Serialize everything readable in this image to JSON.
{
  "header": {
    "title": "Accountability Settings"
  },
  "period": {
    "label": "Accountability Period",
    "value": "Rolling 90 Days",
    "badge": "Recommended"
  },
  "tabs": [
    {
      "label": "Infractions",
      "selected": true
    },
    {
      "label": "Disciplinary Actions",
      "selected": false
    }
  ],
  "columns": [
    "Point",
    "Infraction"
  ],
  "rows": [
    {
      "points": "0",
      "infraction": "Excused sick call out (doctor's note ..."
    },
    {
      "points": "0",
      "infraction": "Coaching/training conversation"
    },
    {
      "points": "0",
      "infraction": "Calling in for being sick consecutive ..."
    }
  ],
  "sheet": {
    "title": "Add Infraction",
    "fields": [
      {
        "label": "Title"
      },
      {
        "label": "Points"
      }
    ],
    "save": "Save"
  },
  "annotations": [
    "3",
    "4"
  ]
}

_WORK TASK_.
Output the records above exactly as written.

_WRITTEN REPLY_.
Serialize everything readable in this image to JSON.
{
  "header": {
    "title": "Accountability Settings"
  },
  "period": {
    "label": "Accountability Period",
    "value": "Rolling 90 Days",
    "badge": "Recommended"
  },
  "tabs": [
    {
      "label": "Infractions",
      "selected": true
    },
    {
      "label": "Disciplinary Actions",
      "selected": false
    }
  ],
  "columns": [
    "Point",
    "Infraction"
  ],
  "rows": [
    {
      "points": "0",
      "infraction": "Excused sick call out (doctor's note ..."
    },
    {
      "points": "0",
      "infraction": "Coaching/training conversation"
    },
    {
      "points": "0",
      "infraction": "Calling in for being sick consecutive ..."
    }
  ],
  "sheet": {
    "title": "Add Infraction",
    "fields": [
      {
        "label": "Title"
      },
      {
        "label": "Points"
      }
    ],
    "save": "Save"
  },
  "annotations": [
    "3",
    "4"
  ]
}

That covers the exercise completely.